Update 2: Russ Wasendorf Sr., the founder and CEO of PFGBest, reportedly attempted to commit suicide this morning outside the corporate headquarters in rural Cedar Falls, company officials confirmed Monday afternoon.
Update: PFGBest had $400MM in customer segregated funds at the end of April. Is JPMorgan about to "discover" another $400 million in Q2 "profits"?
Just out from futures broker PFG Best to clients, where the owner's suicide attempt apparently has led to a whole new MF Global spin off.
Due to a recent emergency involving Russell R. Wasendorf, Sr., a suicide attempt, some accounting irregularities are being investigated regarding company accounts. PFGBEST is wholly owned by Mr. Wasendorf. Therefore, the NFA and other officials have put all funds on hold, and PFGBEST is in liquidation-only status with our clearing FCM. What this means is no customers are able to trade except to liquidate positions. Until further notice, PFGBEST is not authorized to release any funds. We will update you as any new procedures are stipulated and with any further information as it becomes available.

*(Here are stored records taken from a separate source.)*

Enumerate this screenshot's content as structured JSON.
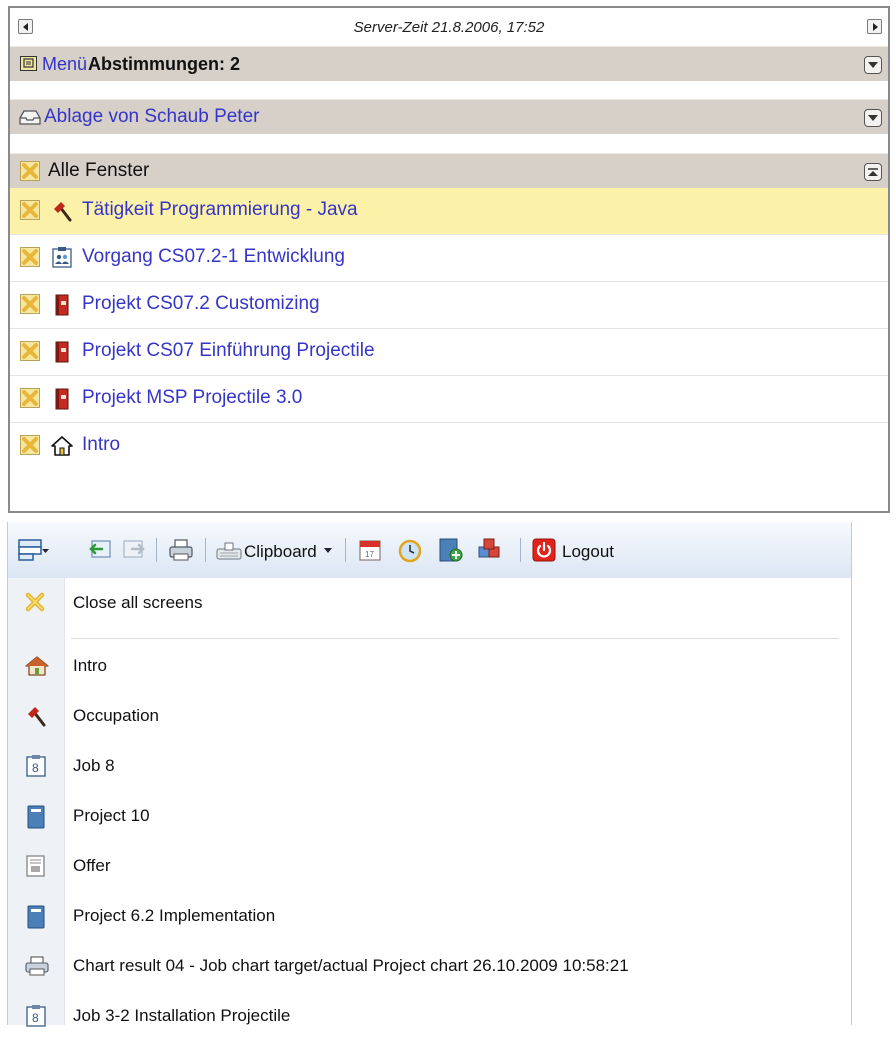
{
  "top_panel": {
    "server_time": "Server-Zeit 21.8.2006, 17:52",
    "menu_bar": {
      "menu_link": "Menü",
      "title": "Abstimmungen: 2"
    },
    "ablage_bar": {
      "label": "Ablage von Schaub Peter"
    },
    "windows_bar": {
      "title": "Alle Fenster"
    },
    "windows": [
      {
        "label": "Tätigkeit Programmierung - Java",
        "icon": "hammer-icon",
        "active": true
      },
      {
        "label": "Vorgang CS07.2-1 Entwicklung",
        "icon": "job-icon"
      },
      {
        "label": "Projekt CS07.2 Customizing",
        "icon": "project-book-icon"
      },
      {
        "label": "Projekt CS07 Einführung Projectile",
        "icon": "project-book-icon"
      },
      {
        "label": "Projekt MSP Projectile 3.0",
        "icon": "project-book-icon"
      },
      {
        "label": "Intro",
        "icon": "home-icon"
      }
    ]
  },
  "bottom_panel": {
    "toolbar": {
      "clipboard_label": "Clipboard",
      "logout_label": "Logout"
    },
    "menu": {
      "close_all": "Close all screens",
      "items": [
        {
          "label": "Intro",
          "icon": "home-icon"
        },
        {
          "label": "Occupation",
          "icon": "hammer-icon"
        },
        {
          "label": "Job 8",
          "icon": "job-icon"
        },
        {
          "label": "Project 10",
          "icon": "project-icon"
        },
        {
          "label": "Offer",
          "icon": "offer-icon"
        },
        {
          "label": "Project 6.2 Implementation",
          "icon": "project-icon"
        },
        {
          "label": "Chart result 04 - Job chart target/actual Project chart 26.10.2009 10:58:21",
          "icon": "printer-icon"
        },
        {
          "label": "Job 3-2 Installation Projectile",
          "icon": "job-icon"
        }
      ]
    }
  }
}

... And just as the public trust was storming back into the capital markets.
Fed Chairman Bernanke should be impeached if he does not restore Fed surveillance over primary dealers immediately.
We especially enjoy reading things that we disagree with, and that challenge my own beliefs. Strong ideas are made stronger, and weak ideas dissolve in the spotlight of scrutiny. People who are unhappy to read criticisms of their own ideas are opening the floodgates to ignorance and dogmatism. Yet sometimes our own open-minded contrarianism leads us to something unbelievably shitty.

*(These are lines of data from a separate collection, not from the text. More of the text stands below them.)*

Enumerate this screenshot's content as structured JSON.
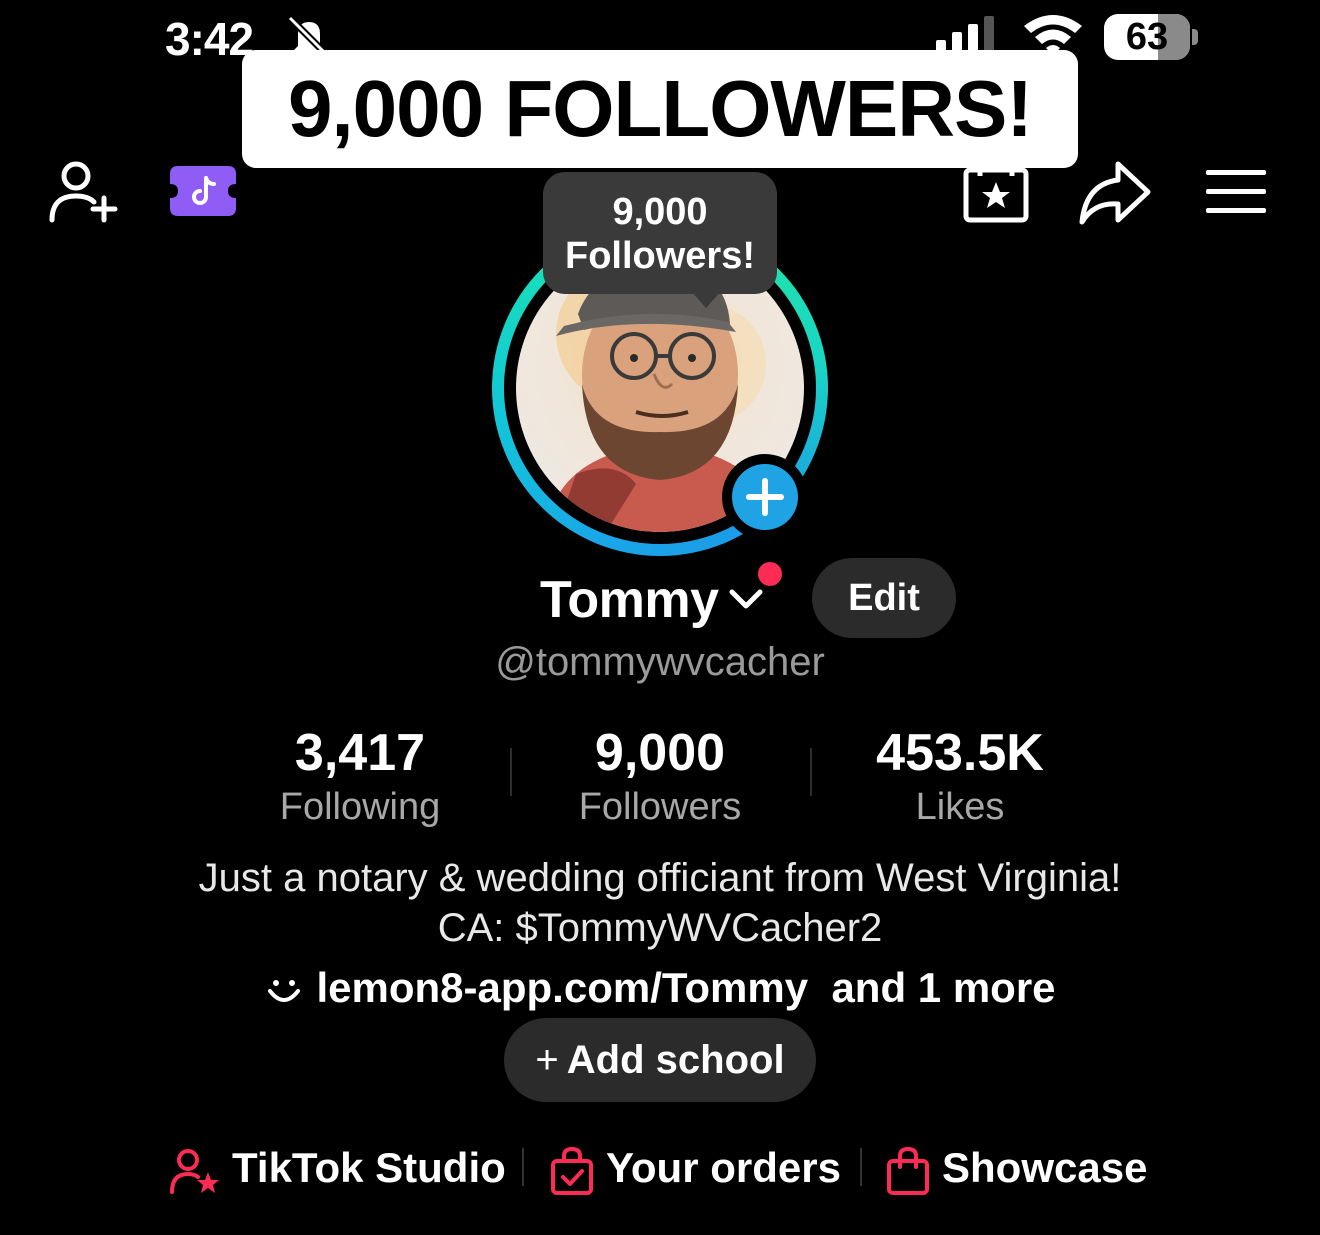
{
  "status_bar": {
    "time": "3:42",
    "battery_percent": "63",
    "battery_level": 0.63,
    "icons": [
      "bell-muted-icon",
      "signal-icon",
      "wifi-icon",
      "battery-icon"
    ]
  },
  "caption_banner": "9,000 FOLLOWERS!",
  "top_nav": {
    "icons": [
      "add-friend-icon",
      "ticket-icon",
      "calendar-star-icon",
      "share-icon",
      "menu-icon"
    ]
  },
  "tooltip": {
    "line1": "9,000",
    "line2": "Followers!"
  },
  "profile": {
    "display_name": "Tommy",
    "edit_label": "Edit",
    "handle": "@tommywvcacher"
  },
  "stats": [
    {
      "value": "3,417",
      "label": "Following"
    },
    {
      "value": "9,000",
      "label": "Followers"
    },
    {
      "value": "453.5K",
      "label": "Likes"
    }
  ],
  "bio": {
    "line1": "Just a notary & wedding officiant from West Virginia!",
    "line2": "CA: $TommyWVCacher2",
    "link": "lemon8-app.com/Tommy",
    "link_more": "and 1 more"
  },
  "add_school_label": "Add school",
  "tools": [
    {
      "label": "TikTok Studio",
      "icon": "studio-icon"
    },
    {
      "label": "Your orders",
      "icon": "orders-bag-icon"
    },
    {
      "label": "Showcase",
      "icon": "showcase-bag-icon"
    }
  ],
  "colors": {
    "background": "#000000",
    "accent_pink": "#fe2c55",
    "plus_blue": "#1fa3e4",
    "ticket_purple": "#8f5cf6",
    "ring_gradient": [
      "#1aa6e8",
      "#22e6a0"
    ]
  }
}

The financial system is being regulated by clueless schmucks — many of whom would also castigate Zero Hedge as a “big fat hoax”, while ignoring grift and degeneracy within the financial establishment and the TBTF banks. In the face of such grotesque incompetence who can blame market participants for wanting a hedge against zero?
The system of corporatism we have today has far more akin with Marxism and “social management” than Marxists might like to admit. Both corporatism and Marxism are forms of central economic control; the only difference is that under Marxism, the allocation of capital is controlled by the state bureaucracy-technocracy, while under corporatism the allocation of capital is undertaken by the state apparatus in concert with large financial and corporate interests. The corporations accumulate power from the legal protections afforded to them by the state (limited liability, corporate subsidies, bailouts), and politicians can win re-election showered by corporate money. The fundamental choice that we face today is between economic freedom and central economic planning. The first offers individuals, nations and the world a complex, multi-dimensional allocation of resources, labour and capital undertaken as the sum of human preferences expressed voluntarily through the market mechanism. The second offers allocation of resources, labour and capital by the elite — bureaucrats, technocrats and special interests. The first is not without corruption and fallout, but its various imperfect incarnations have created boundless prosperity, productivity and growth. Incarnations of the second have led to the deaths by starvation of millions first in Soviet Russia, then in Maoist China... As the financial system and the financial oligarchy continue to blunder from crisis to crisis, more and more people will surely become entangled in the seductive narratives of Marxism. More and more people may come to blame markets and freedom for the problems of corporatism and statism. This is deeply ironic — the Marxist tendency toward central planning and control exerts a far greater influence on the policymakers of today than the Hayekian or Smithian tendency toward decentralisation and economic freedom.